» **Aim of the task**: I would like every line of the records below that contains the word "this" copied.

(Collected data)
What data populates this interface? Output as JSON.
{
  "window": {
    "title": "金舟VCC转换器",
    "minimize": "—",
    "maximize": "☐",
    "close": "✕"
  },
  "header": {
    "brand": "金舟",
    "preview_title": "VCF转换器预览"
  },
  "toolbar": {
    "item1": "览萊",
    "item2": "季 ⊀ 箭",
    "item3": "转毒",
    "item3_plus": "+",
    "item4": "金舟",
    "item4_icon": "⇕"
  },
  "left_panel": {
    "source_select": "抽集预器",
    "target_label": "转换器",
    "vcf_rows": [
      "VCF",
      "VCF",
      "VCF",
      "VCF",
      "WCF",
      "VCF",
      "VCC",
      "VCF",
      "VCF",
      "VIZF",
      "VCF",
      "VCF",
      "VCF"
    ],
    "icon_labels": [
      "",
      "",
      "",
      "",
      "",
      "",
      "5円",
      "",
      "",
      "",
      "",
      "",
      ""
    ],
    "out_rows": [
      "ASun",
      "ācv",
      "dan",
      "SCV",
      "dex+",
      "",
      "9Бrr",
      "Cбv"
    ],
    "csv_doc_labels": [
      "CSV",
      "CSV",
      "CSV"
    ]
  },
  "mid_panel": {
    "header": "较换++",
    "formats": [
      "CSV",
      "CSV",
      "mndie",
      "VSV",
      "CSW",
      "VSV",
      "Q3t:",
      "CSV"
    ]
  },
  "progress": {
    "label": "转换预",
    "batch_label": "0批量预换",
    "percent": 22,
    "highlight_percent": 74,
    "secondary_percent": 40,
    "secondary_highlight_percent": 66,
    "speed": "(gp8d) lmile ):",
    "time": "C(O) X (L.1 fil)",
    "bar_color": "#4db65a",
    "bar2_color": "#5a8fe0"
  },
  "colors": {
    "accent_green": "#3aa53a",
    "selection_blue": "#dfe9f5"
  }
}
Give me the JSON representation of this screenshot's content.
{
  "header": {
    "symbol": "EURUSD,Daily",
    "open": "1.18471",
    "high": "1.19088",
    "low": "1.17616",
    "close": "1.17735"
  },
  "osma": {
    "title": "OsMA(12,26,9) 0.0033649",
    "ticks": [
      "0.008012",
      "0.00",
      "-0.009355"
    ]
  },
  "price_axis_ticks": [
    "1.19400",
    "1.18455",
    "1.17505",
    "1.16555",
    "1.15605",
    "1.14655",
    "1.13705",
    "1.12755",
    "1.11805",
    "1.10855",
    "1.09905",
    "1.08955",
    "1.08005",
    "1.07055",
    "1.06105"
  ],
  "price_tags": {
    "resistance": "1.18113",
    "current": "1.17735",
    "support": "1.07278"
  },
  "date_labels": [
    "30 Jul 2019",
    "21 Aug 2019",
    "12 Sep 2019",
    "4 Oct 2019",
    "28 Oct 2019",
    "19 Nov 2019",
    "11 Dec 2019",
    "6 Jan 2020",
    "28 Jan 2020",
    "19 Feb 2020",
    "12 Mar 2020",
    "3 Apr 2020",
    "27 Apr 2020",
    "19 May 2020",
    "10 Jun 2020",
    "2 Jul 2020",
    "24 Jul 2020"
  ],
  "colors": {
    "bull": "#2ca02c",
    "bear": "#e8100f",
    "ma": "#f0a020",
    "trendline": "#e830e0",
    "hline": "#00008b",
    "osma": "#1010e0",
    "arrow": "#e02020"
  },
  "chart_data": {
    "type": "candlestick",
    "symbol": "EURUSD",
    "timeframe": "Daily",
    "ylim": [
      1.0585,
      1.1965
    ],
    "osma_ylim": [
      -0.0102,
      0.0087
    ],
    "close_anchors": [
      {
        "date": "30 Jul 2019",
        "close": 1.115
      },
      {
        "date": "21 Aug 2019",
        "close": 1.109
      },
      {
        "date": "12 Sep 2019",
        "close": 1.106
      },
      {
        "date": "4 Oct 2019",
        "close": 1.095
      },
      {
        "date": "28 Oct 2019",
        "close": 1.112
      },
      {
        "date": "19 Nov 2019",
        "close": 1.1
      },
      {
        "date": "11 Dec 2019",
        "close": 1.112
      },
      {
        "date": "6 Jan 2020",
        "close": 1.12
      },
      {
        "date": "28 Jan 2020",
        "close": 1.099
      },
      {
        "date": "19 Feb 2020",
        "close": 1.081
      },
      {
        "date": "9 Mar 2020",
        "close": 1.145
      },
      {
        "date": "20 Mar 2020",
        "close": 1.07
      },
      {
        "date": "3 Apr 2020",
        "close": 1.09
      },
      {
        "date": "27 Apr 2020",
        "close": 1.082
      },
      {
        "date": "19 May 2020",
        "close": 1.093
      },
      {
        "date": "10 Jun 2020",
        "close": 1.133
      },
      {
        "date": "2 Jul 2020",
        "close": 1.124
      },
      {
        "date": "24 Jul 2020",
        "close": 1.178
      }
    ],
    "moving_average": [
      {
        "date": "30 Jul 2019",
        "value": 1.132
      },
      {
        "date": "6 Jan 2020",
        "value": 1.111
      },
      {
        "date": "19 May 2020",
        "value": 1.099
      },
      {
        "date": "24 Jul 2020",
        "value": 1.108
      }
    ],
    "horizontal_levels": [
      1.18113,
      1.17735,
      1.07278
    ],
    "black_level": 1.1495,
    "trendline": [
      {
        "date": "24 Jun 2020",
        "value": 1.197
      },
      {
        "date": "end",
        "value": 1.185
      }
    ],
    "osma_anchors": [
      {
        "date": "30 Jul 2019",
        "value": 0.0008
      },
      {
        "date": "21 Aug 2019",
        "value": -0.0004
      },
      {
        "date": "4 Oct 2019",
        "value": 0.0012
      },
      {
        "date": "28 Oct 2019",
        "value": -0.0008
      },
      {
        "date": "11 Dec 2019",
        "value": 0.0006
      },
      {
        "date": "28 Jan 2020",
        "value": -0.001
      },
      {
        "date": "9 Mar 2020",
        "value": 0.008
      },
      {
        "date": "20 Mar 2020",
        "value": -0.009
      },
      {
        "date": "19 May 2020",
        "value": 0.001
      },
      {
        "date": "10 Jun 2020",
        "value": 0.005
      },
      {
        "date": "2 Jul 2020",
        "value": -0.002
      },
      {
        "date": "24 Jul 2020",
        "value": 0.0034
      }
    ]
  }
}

» **Task result**:
What data populates this interface? Output as JSON.
Give me the JSON representation of this screenshot's content.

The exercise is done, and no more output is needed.